Northeastern Technical College student Christian Tiller of McBee is “powering” his education toward a career in the utility industry thanks to an internship program with Progress Energy.
Tiller is completing an internship at Progress Energy through the Power Careers Program while working toward an Associate in Applied Science in Electronics at NETC in Cheraw.
The Power Careers Program provides students with an introduction to the business of power plant operations and supports their completion of an associate degree relevant to the power industry. Upon graduation, top-performing students may be offered a full-time job opportunity with Progress Energy.
“Many students today believe the only avenue to success is a four-year college education, but skills gained from on-the-job training combined with higher education at a technical college can provide a great opportunity for a solid career for the right individuals,” Progress Energy Power Careers Coordinator Lee McCollum said. “Through the Power Careers Program, Progress Energy develops a student’s potential as a successful employee in an environment that is challenging and encourages students to become problem solvers.”
Tiller also received a $650 scholarship through the Power Careers Program for maintaining a 3.2 grade-point average and receiving good on-the-job evaluations.

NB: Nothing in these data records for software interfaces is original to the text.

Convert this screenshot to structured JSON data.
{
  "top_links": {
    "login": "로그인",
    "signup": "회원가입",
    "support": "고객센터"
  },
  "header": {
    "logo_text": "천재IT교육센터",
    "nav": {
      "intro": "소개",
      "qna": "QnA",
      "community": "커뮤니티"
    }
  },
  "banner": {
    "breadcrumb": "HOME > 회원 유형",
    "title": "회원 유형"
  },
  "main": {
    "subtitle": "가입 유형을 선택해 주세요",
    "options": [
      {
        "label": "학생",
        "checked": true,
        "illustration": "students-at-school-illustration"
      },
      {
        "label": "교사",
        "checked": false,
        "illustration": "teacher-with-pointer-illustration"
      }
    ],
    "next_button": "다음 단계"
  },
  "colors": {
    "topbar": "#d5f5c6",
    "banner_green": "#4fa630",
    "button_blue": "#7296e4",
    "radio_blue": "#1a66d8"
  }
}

“Northeastern Technical College is proud of students like Christian Tiller who recognize the success that can be gained by obtaining an associate degree in applied technology and learning craft skills that the job market increasingly demands,” said Ron Bartley, NETC president. “The Power Careers Program with Progress Energy is a great example of what can be achieved when employers use our college as a resource for training their workforce according to their needs.”
Tiller was nominated for the program while he was a senior at McBee High School. Upon graduation, he began his internship at Progress Energy through the summer months.

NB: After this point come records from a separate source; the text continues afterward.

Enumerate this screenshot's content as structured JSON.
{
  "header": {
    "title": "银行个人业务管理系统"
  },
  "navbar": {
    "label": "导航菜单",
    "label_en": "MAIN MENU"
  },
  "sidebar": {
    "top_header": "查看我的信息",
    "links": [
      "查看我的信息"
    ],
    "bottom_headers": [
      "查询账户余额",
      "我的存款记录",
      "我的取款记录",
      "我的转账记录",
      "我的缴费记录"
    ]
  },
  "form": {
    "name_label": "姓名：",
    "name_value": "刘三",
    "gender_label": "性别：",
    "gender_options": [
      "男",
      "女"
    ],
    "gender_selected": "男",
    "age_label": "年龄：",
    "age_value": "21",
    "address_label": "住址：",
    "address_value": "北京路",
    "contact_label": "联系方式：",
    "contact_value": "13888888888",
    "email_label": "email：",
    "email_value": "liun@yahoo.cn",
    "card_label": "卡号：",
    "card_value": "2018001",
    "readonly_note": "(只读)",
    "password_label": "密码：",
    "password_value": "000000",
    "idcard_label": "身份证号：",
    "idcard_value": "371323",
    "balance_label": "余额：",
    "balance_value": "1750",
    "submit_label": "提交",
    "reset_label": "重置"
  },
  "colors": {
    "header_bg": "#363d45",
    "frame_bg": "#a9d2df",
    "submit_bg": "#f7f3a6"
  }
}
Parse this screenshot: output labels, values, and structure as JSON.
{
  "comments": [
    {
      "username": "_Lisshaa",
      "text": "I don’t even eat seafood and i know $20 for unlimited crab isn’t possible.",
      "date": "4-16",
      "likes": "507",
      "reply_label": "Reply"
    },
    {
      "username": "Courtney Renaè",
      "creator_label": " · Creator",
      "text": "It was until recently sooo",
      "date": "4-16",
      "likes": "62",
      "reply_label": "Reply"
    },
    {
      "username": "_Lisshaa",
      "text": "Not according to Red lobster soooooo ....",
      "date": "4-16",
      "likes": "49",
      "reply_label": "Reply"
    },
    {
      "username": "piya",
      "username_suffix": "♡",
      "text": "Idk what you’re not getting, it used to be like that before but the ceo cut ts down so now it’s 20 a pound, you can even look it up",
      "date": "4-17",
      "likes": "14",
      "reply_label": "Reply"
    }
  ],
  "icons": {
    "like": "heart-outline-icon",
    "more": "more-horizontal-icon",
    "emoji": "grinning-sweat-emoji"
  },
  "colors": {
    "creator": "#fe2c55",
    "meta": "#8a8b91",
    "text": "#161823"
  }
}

Students in the Power Careers Program are paid for the work they do at Progress Energy. They can work up to 20 hours per week for 11 weeks during each semester and 40 hours per week during the summer. Students rotate through I&C, Mechanic and Operator positions every six months.
“Progress Energy provides a flexible work schedule that makes it easy to go to school and work too,” Tiller said. “I really enjoy working at Progress Energy while earning my degree because it allows me to see the curriculum that I am studying in the classroom being applied on the job.”
Students must be nominated for the program by a teacher, career development counselor or faculty member. Interested students who are nominated must complete a series of application forms and participate in a formal interview process.
For information on how to apply or to nominate a student for the program, visit www.progress-energy.com/powercareers, or email firstname.lastname@example.org.